Life constantly bombards us with series of twists and turns which we inevitably have to battle. In these times of struggle, we often look up into the light for small glimmers of hope that helps motivates us to push forwards. While we struggle, hope has always been by our side. In Stephen King’s novella, Rita Hayworth and Shawshank Redemption, and its film adaptation, directed by Frank Darabont, The Shawshank Redemption, the theme of hope is perpetuated through Red’s character. It tells a life story about Andy Dufresne, a life sentenced convict who proclaims his innocence, who is sent to Shawshank prison. As he slowly integrates with prison life, he meets another man called Ellis, also known as Red, who he gradually becomes best friends with.
In the movie The Shawshank Redemption the experiences of a formerly successful banker as a prisoner in the gloomy jailhouse of Shawshank after being found guilty of a crime he did not commited. Andy Dufresne (Tim Robbins) is sent to Shawshank prison for the murder of his wife and her secret lover.
Around the world there are people who have different and similar points of view on democracy. Read on to learn about the different and similar views Reginald Rose and Sara Holbrook have. ” Twelve Angry Men”by Reginald Rose and” Democracy “by Sara Holbrook both express democracy, however they have similar and different point of views.
Lockdown by Walter Dean Myers is a novel that will keep you on your toes. Inspiration, courageousness, nervousness, and depression are all the emotions you feel while reading Lockdown. A topic based around someone making a mistake and ending up in jail isn’t easy to digest, but when the prisoner is only fourteen it’s unbelievable. While reading this book it was quite obvious Walter Dean Myers arranged a lot of research for this novel, it was written very well and full of facts. Hearing stories of gang violence, drug abuse, and shootings is a big wake up call for anyone who interprets this novel it reallys make you realize how grateful you should be for what you have.

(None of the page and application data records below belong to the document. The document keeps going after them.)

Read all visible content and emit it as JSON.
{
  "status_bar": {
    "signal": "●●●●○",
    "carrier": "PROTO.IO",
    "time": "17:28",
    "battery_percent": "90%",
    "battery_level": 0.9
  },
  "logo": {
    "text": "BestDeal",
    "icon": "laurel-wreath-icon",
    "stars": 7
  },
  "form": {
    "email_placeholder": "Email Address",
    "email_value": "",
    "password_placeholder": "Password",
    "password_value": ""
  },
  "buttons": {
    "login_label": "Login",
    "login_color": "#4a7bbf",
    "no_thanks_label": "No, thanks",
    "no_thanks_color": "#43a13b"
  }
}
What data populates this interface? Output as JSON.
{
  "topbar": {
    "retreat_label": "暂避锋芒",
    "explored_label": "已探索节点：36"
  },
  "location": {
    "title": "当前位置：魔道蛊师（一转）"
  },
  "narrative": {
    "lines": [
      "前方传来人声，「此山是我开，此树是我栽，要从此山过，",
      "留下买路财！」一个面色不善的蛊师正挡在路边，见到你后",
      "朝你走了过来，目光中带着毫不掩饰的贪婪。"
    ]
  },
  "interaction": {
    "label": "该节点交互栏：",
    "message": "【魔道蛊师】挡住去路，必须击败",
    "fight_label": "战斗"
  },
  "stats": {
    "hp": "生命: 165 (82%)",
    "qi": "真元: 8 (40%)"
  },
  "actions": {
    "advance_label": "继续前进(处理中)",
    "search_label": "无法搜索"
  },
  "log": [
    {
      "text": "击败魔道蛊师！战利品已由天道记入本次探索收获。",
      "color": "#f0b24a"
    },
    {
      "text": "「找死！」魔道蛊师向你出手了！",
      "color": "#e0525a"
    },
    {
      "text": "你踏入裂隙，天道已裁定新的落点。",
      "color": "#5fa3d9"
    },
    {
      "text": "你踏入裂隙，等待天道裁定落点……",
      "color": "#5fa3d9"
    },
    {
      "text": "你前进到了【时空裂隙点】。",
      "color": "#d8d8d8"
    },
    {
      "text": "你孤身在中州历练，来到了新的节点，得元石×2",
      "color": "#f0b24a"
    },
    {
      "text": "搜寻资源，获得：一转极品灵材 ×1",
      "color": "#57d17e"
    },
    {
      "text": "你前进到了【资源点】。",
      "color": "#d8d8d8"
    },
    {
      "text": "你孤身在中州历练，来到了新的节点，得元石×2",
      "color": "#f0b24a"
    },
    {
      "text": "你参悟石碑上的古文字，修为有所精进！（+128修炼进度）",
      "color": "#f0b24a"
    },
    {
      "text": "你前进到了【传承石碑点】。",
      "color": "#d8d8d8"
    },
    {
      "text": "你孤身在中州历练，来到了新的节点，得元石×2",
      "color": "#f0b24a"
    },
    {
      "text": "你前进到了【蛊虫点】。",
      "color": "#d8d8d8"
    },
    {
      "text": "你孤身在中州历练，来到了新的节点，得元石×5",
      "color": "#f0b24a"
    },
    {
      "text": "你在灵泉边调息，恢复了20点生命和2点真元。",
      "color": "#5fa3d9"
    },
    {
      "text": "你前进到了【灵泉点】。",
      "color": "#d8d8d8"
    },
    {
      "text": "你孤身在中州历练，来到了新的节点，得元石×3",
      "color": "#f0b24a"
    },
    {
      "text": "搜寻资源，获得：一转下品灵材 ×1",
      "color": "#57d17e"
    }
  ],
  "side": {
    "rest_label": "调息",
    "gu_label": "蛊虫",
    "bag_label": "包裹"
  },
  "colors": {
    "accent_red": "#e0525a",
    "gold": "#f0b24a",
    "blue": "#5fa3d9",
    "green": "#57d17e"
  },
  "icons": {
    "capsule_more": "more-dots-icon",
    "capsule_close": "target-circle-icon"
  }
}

In the visual text Shawshank Redemption director, Frank Darabont, uncovers the impact of institutionalization on prisoners showing that in prisons inmates lose all self-reliance and fall into a monotonous routine forgetting the independence needed to survive in the outside world. There is an emphasis on this idea in the scene of Brooks’ demise. Darabont focuses on the techniques; lighting of Brooks’ face in the library, the slow dolly to his face in the bus, as well as acting, dialogue and a low angle shot to show the idea of institutionalization. Together they all show the impact institutionalization had on Brooks’.
The Shawshank redemption is about much more than just a young banker spending many years of his life in prison. It shows us the struggles inmates go through to adapt to an environment as harsh as prisons and how creating friendships with others helps the men get through the rough patches. The film demonstrates that prison is a world of its own, with its own rules and how many men struggle to fit back into society when they are released.